Temporary loss carry-back provisions for business with turnover less than $5 billion
To support business cash flow, eligible companies will be able to carry back tax losses from the 2019-20, 2020-21, 2021-22 and now, 2022-23 income years to offset previously taxed profits in 2018-19 or later income years. Companies with an aggregated turnover of less than $5 billion can apply tax losses against taxed profits in the previous years noted, generating a refundable tax offset in the year in which the loss is made.
Temporary full expensing of eligible capital assets
Business with aggregated annual turnover of less than $5 billion will be able to deduct the full cost of eligible capital assets acquired from 7.30pm AEDT on 6 October 2020 (Budget night) and first used or installed by 30 June 2023 (an extension of 12 months).
Employee Share Schemes
Under certain arrangements, the taxation of an employee share scheme can be deferred to a point in time after the initial grant of the relevant shares, with a range of events noted that caused the tax to be assessed. The Government is proposing to remove one of those taxing events, being cessation of employment, to remove any advantages that may have been obtained from terminating employment early. This has the benefit for employers of being able to offer these remuneration incentives and retain key staff for longer periods of time.

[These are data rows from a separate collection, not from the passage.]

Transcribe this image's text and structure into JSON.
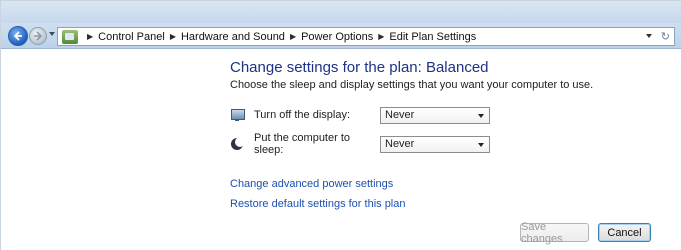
{
  "addressbar": {
    "crumbs": [
      "Control Panel",
      "Hardware and Sound",
      "Power Options",
      "Edit Plan Settings"
    ]
  },
  "main": {
    "title": "Change settings for the plan: Balanced",
    "subtitle": "Choose the sleep and display settings that you want your computer to use.",
    "settings": [
      {
        "label": "Turn off the display:",
        "value": "Never",
        "icon": "monitor-icon"
      },
      {
        "label": "Put the computer to sleep:",
        "value": "Never",
        "icon": "moon-icon"
      }
    ],
    "links": {
      "advanced": "Change advanced power settings",
      "restore": "Restore default settings for this plan"
    }
  },
  "footer": {
    "save_label": "Save changes",
    "cancel_label": "Cancel"
  },
  "colors": {
    "title": "#1e3287",
    "link": "#1d4fb0"
  }
}
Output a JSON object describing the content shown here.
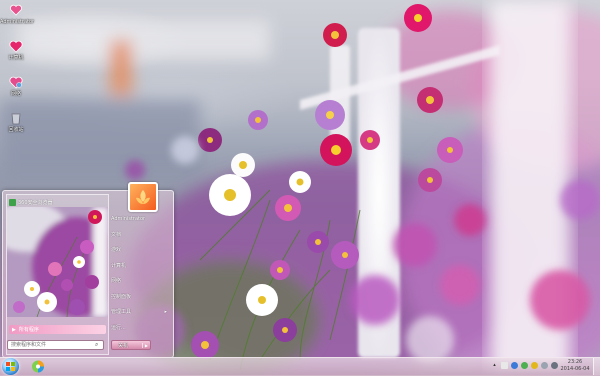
{
  "desktop": {
    "icons": [
      {
        "name": "folder-heart-icon",
        "label": "Administrator"
      },
      {
        "name": "computer-heart-icon",
        "label": "计算机"
      },
      {
        "name": "network-heart-icon",
        "label": "网络"
      },
      {
        "name": "recycle-bin-icon",
        "label": "回收站"
      }
    ]
  },
  "start_menu": {
    "pinned": [
      {
        "label": "360安全浏览器",
        "icon": "browser-icon"
      }
    ],
    "all_programs": "所有程序",
    "search_placeholder": "搜索程序和文件",
    "user_name": "Administrator",
    "right_items": [
      {
        "label": "文档"
      },
      {
        "label": "游戏"
      },
      {
        "label": "计算机"
      },
      {
        "label": "网络"
      },
      {
        "label": "控制面板"
      },
      {
        "label": "管理工具",
        "has_submenu": true
      },
      {
        "label": "运行..."
      }
    ],
    "shutdown": "关机"
  },
  "taskbar": {
    "clock_time": "23:26",
    "clock_date": "2014-06-04",
    "tray_icons": [
      "chevron-up-icon",
      "keyboard-icon",
      "ime-icon",
      "speaker-icon",
      "network-icon",
      "shield-icon",
      "flag-icon"
    ]
  },
  "colors": {
    "start_menu_accent": "#f19ac4",
    "taskbar_tint": "#d9b7c9"
  }
}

The other major announcements were in relation to tax relief in the lower and middle income bands, enhancements to the super system as well as additional support for Child Care and First Home Owners. Whilst the latter two proposals may not be beneficial to many of you, you may be interested to talk to your children about them. These are all outlined under the “professional families” heading.
Overall, the changes are positive for self-funded retirees, professional families and successful businesses. Many of the measures will not take effect until 1 July 2022 and as indicated earlier, most will require the passage of relevant legislation through Parliament.
This information has been prepared and issued by ITL Financial Planning and is current as at 12 May 2021. Material contained in this publication is an overview or summary only and it should not be considered a comprehensive statement on any matter or relied upon as such. The information in this document regarding taxation and legislative change is based on policy announcements which are yet to be passed as legislation and may be subject to future change. This information contains material provided directly by third parties (mainly BT, a part of Westpac Banking Corporation ABN 33 007 457 141 AFSL and Australian Credit Licence 233714 (Westpac). It is given in good faith and has been derived from sources believed to be accurate at its issue date. It should not be considered a comprehensive statement on any matter nor relied upon as such. ITL Financial Planning does not accept responsibility for the accuracy or completeness of, or endorses any such material. Except where contrary to law, we intend by this notice to exclude liability for this material. This information does not consider your personal objectives, financial situation or needs and so you should consider its appropriateness having regard to these factors before acting on it. The tax position described is a general statement and is for guidance only. It has not been prepared by a registered tax agent. It does not constitute tax advice and is based on current tax laws and our interpretation. Your individual situation may differ, and you should seek independent professional tax advice. It is important to note that the policies outlined in this publication are yet to be passed as legislation and therefore may be subject to change or further refinement.